Element data from apps and pages
========================================

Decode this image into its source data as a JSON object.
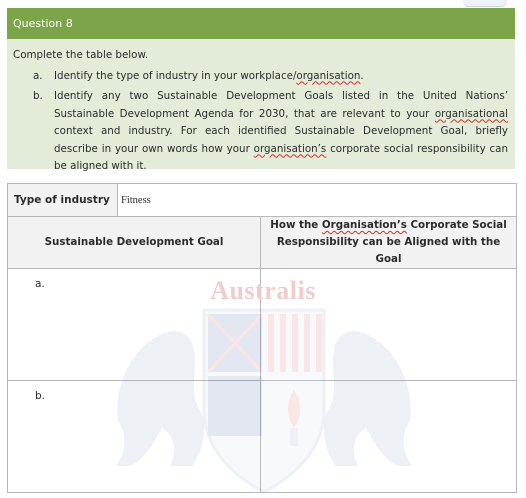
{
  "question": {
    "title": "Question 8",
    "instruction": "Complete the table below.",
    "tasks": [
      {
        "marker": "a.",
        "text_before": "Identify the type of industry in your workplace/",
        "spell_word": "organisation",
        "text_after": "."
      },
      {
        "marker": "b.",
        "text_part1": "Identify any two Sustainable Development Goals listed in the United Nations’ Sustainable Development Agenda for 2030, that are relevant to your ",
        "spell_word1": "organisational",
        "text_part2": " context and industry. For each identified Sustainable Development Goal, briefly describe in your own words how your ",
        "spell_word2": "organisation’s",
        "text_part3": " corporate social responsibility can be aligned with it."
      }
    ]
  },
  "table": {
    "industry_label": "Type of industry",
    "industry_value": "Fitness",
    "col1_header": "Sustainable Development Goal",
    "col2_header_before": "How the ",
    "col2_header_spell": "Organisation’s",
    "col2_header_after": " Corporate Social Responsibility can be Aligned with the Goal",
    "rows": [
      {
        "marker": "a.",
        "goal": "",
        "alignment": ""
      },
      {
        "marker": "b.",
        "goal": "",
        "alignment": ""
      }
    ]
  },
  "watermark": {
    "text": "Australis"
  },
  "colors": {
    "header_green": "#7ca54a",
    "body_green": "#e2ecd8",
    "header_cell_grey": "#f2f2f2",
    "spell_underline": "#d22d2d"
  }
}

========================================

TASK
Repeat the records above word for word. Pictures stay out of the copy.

OUTPUT BELOW
Decode this image into its source data as a JSON object.
{
  "question": {
    "title": "Question 8",
    "instruction": "Complete the table below.",
    "tasks": [
      {
        "marker": "a.",
        "text_before": "Identify the type of industry in your workplace/",
        "spell_word": "organisation",
        "text_after": "."
      },
      {
        "marker": "b.",
        "text_part1": "Identify any two Sustainable Development Goals listed in the United Nations’ Sustainable Development Agenda for 2030, that are relevant to your ",
        "spell_word1": "organisational",
        "text_part2": " context and industry. For each identified Sustainable Development Goal, briefly describe in your own words how your ",
        "spell_word2": "organisation’s",
        "text_part3": " corporate social responsibility can be aligned with it."
      }
    ]
  },
  "table": {
    "industry_label": "Type of industry",
    "industry_value": "Fitness",
    "col1_header": "Sustainable Development Goal",
    "col2_header_before": "How the ",
    "col2_header_spell": "Organisation’s",
    "col2_header_after": " Corporate Social Responsibility can be Aligned with the Goal",
    "rows": [
      {
        "marker": "a.",
        "goal": "",
        "alignment": ""
      },
      {
        "marker": "b.",
        "goal": "",
        "alignment": ""
      }
    ]
  },
  "watermark": {
    "text": "Australis"
  },
  "colors": {
    "header_green": "#7ca54a",
    "body_green": "#e2ecd8",
    "header_cell_grey": "#f2f2f2",
    "spell_underline": "#d22d2d"
  }
}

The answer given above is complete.